One of the main stumbling blocks when applying for DBS checks is the identity checking stage. It should be easy to prove who you are, shouldn’t it? For most people it is indeed fairly simple. But the problem is often that the system is very rigid. There are lots of rules about what ID can be used to support an application, and what can’t be accepted. Problems with identification can hold up processing of your certificate, and in the worst-case scenario, could mean missing out on a job. It’s important to understand the rules and take steps to get more ID if you fall short.
The whole idea behind proving your identity is matching the person to the documents. The best way of doing this is by providing photographic evidence linked to a trusted government document. Passports and driving licences are the best possible things to use for this. Only the government issues these documents. When you apply for a driving licence or passport, extensive checks are done into your identity. For people who are living in the UK but have a passport issued by another country, they can use that as proof of identity as long as it has not expired. Driving licences can only be accepted if they are issued by a country within the EU. Other trusted documents in this category are things like biometric residence permits, which again show your photograph along with other personal data.
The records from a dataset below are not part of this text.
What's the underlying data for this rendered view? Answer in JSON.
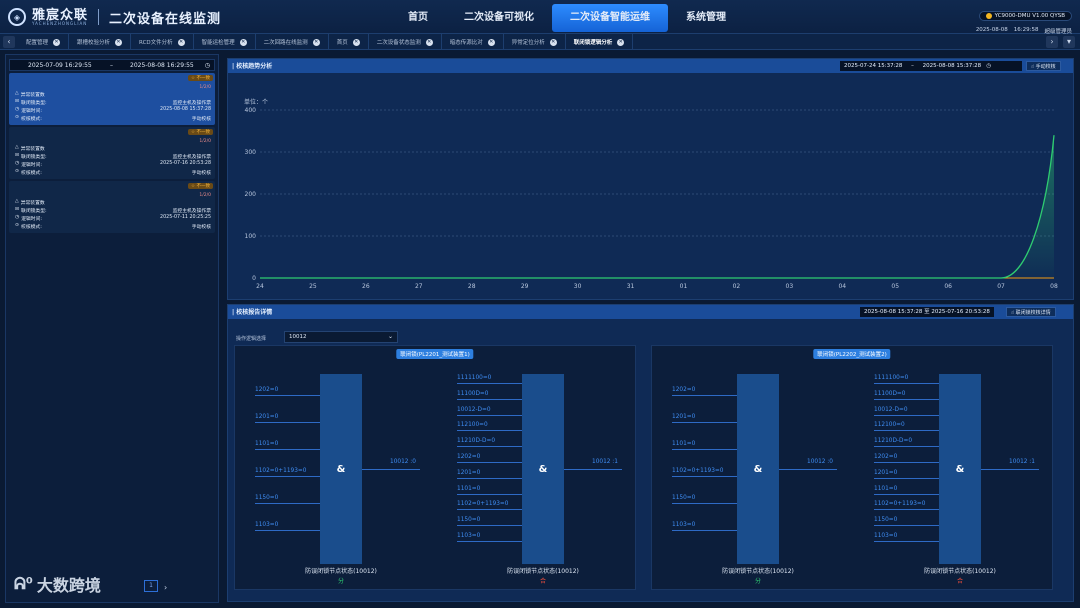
{
  "brand": {
    "name": "雅宸众联",
    "sub": "YACHENZHONGLIAN",
    "app_title": "二次设备在线监测"
  },
  "nav": [
    {
      "label": "首页",
      "active": false
    },
    {
      "label": "二次设备可视化",
      "active": false
    },
    {
      "label": "二次设备智能运维",
      "active": true
    },
    {
      "label": "系统管理",
      "active": false
    }
  ],
  "top_right": {
    "version": "YC9000-DMU V1.00 QYSB",
    "date": "2025-08-08",
    "time": "16:29:58",
    "user": "超级管理员"
  },
  "tabs": [
    {
      "label": "配置管理",
      "active": false
    },
    {
      "label": "跟槽校验分析",
      "active": false
    },
    {
      "label": "RCD文件分析",
      "active": false
    },
    {
      "label": "智能运检管理",
      "active": false
    },
    {
      "label": "二次回路在线监测",
      "active": false
    },
    {
      "label": "首页",
      "active": false
    },
    {
      "label": "二次设备状态监测",
      "active": false
    },
    {
      "label": "暗态传源比对",
      "active": false
    },
    {
      "label": "异常定位分析",
      "active": false
    },
    {
      "label": "联闭锁逻辑分析",
      "active": true
    }
  ],
  "left": {
    "date_start": "2025-07-09 16:29:55",
    "date_sep": "–",
    "date_end": "2025-08-08 16:29:55",
    "cards": [
      {
        "badge": "☆ 不一致",
        "count": "1/2/0",
        "rows": [
          {
            "k": "异常装置数",
            "v": ""
          },
          {
            "k": "联闭锁类型:",
            "v": "监控主机及操作票"
          },
          {
            "k": "逻辑时间:",
            "v": "2025-08-08 15:37:28"
          },
          {
            "k": "校核模式:",
            "v": "手动校核"
          }
        ]
      },
      {
        "badge": "☆ 不一致",
        "count": "1/2/0",
        "rows": [
          {
            "k": "异常装置数",
            "v": ""
          },
          {
            "k": "联闭锁类型:",
            "v": "监控主机及操作票"
          },
          {
            "k": "逻辑时间:",
            "v": "2025-07-16 20:53:28"
          },
          {
            "k": "校核模式:",
            "v": "手动校核"
          }
        ]
      },
      {
        "badge": "☆ 不一致",
        "count": "1/2/0",
        "rows": [
          {
            "k": "异常装置数",
            "v": ""
          },
          {
            "k": "联闭锁类型:",
            "v": "监控主机及操作票"
          },
          {
            "k": "逻辑时间:",
            "v": "2025-07-11 20:25:25"
          },
          {
            "k": "校核模式:",
            "v": "手动校核"
          }
        ]
      }
    ],
    "page": "1",
    "watermark": "大数跨境"
  },
  "trend": {
    "title": "| 校核趋势分析",
    "date_start": "2025-07-24 15:37:28",
    "date_sep": "–",
    "date_end": "2025-08-08 15:37:28",
    "button": "手动校核",
    "unit": "单位：个"
  },
  "chart_data": {
    "type": "line",
    "categories": [
      "24",
      "25",
      "26",
      "27",
      "28",
      "29",
      "30",
      "31",
      "01",
      "02",
      "03",
      "04",
      "05",
      "06",
      "07",
      "08"
    ],
    "yticks": [
      0,
      100,
      200,
      300,
      400
    ],
    "ylim": [
      0,
      400
    ],
    "grid": true,
    "series": [
      {
        "values": [
          0,
          0,
          0,
          0,
          0,
          0,
          0,
          0,
          0,
          0,
          0,
          0,
          0,
          0,
          0,
          340
        ],
        "color": "#2ecc71"
      },
      {
        "values": [
          0,
          0,
          0,
          0,
          0,
          0,
          0,
          0,
          0,
          0,
          0,
          0,
          0,
          0,
          0,
          0
        ],
        "color": "#f39c12"
      }
    ]
  },
  "detail": {
    "title": "| 校核报告详情",
    "date_range": "2025-08-08 15:37:28 至 2025-07-16 20:53:28",
    "button": "联闭锁校核详情",
    "select_label": "操作逻辑选择",
    "select_value": "10012"
  },
  "diagrams": [
    {
      "title": "联闭锁(PL2201_测试装置1)",
      "gates": [
        {
          "inputs": [
            "1202=0",
            "1201=0",
            "1101=0",
            "1102=0+1193=0",
            "1150=0",
            "1103=0"
          ],
          "output": "10012 :0",
          "caption": "防误闭锁节点状态(10012)",
          "state": "分",
          "state_color": "#2ecc71"
        },
        {
          "inputs": [
            "1111100=0",
            "11100D=0",
            "10012-D=0",
            "112100=0",
            "11210D-D=0",
            "1202=0",
            "1201=0",
            "1101=0",
            "1102=0+1193=0",
            "1150=0",
            "1103=0"
          ],
          "output": "10012 :1",
          "caption": "防误闭锁节点状态(10012)",
          "state": "合",
          "state_color": "#e74c3c"
        }
      ]
    },
    {
      "title": "联闭锁(PL2202_测试装置2)",
      "gates": [
        {
          "inputs": [
            "1202=0",
            "1201=0",
            "1101=0",
            "1102=0+1193=0",
            "1150=0",
            "1103=0"
          ],
          "output": "10012 :0",
          "caption": "防误闭锁节点状态(10012)",
          "state": "分",
          "state_color": "#2ecc71"
        },
        {
          "inputs": [
            "1111100=0",
            "11100D=0",
            "10012-D=0",
            "112100=0",
            "11210D-D=0",
            "1202=0",
            "1201=0",
            "1101=0",
            "1102=0+1193=0",
            "1150=0",
            "1103=0"
          ],
          "output": "10012 :1",
          "caption": "防误闭锁节点状态(10012)",
          "state": "合",
          "state_color": "#e74c3c"
        }
      ]
    }
  ],
  "colors": {
    "accent": "#2d8cff",
    "panel": "#0f2a55",
    "line_green": "#2ecc71",
    "line_orange": "#f39c12"
  }
}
If you have both a passport and a driving licence, you won’t need to worry about other types of ID to prove your identity. But if you only have one, or neither, there are other options you may have to explore. There is another category of identity documents which the DBS call “trusted government documents”. These include things like an old paper driving licence without your photograph, a birth certificate, marriage certificate or a firearms licence. One of those, in conjunction with a passport or a driving licence should be enough to satisfy the DBS that you are who you say you are.
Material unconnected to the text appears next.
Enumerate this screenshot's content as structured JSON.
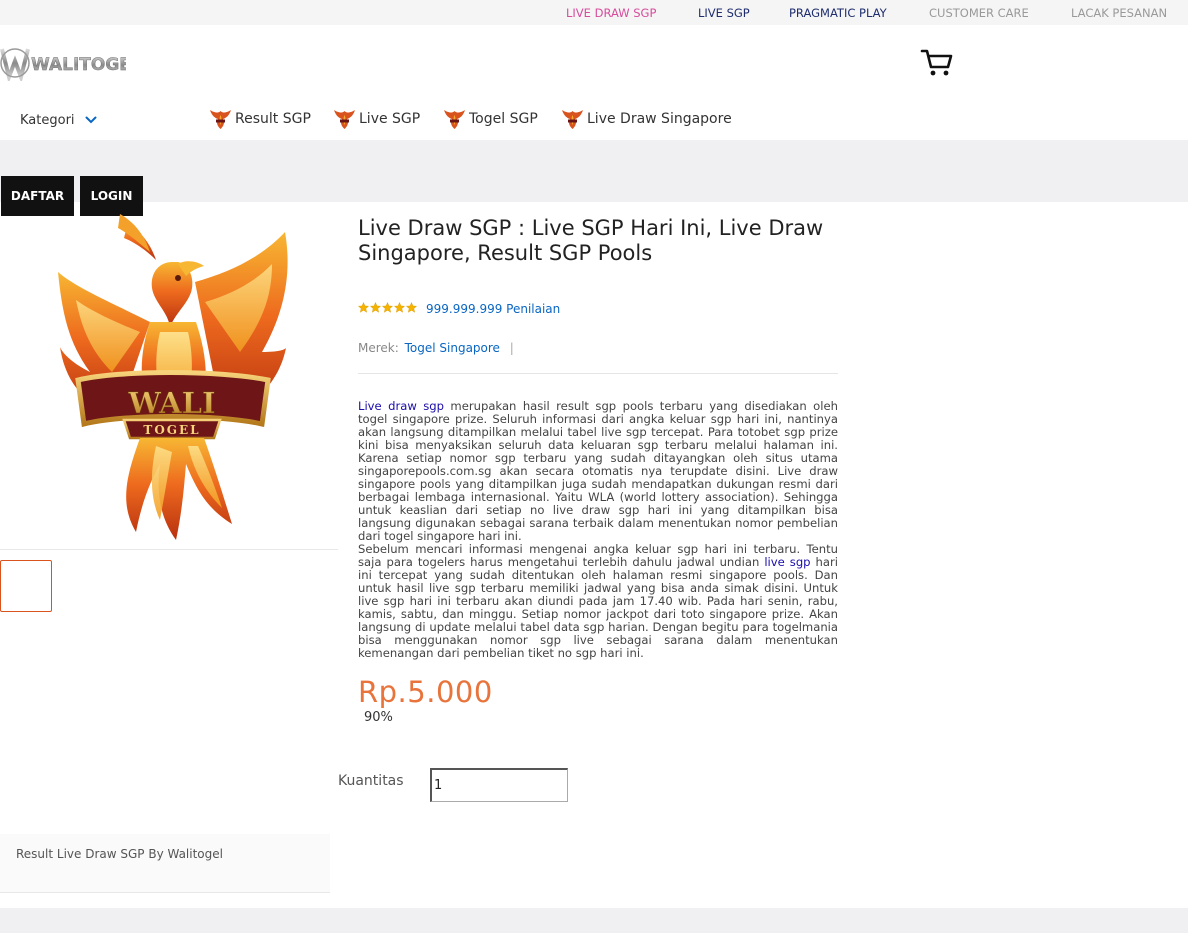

Whatever combination of identity documents you present to the DBS, there are a few rules which apply in all cases. All documents have to be valid; you can’t use a passport which has expired, or a driving licence which has been withdrawn because you’ve racked up too many points. You also need to present the originals of all of your documents. Photocopies or photographs cannot be accepted. If you live a long way from the person who is processing your DBS check, you might be able to get copies officially certified rather than sending the originals through the post, but this adds another step to the process.
Not Enough Documentation
One common problem is that people just don’t have the right ID. It’s quite common for a younger person not to have a driving licence or a passport, just a birth certificate. There are ways around this, but the best advice is to contact the DBS, tell them what you do have, and ask them how to proceed.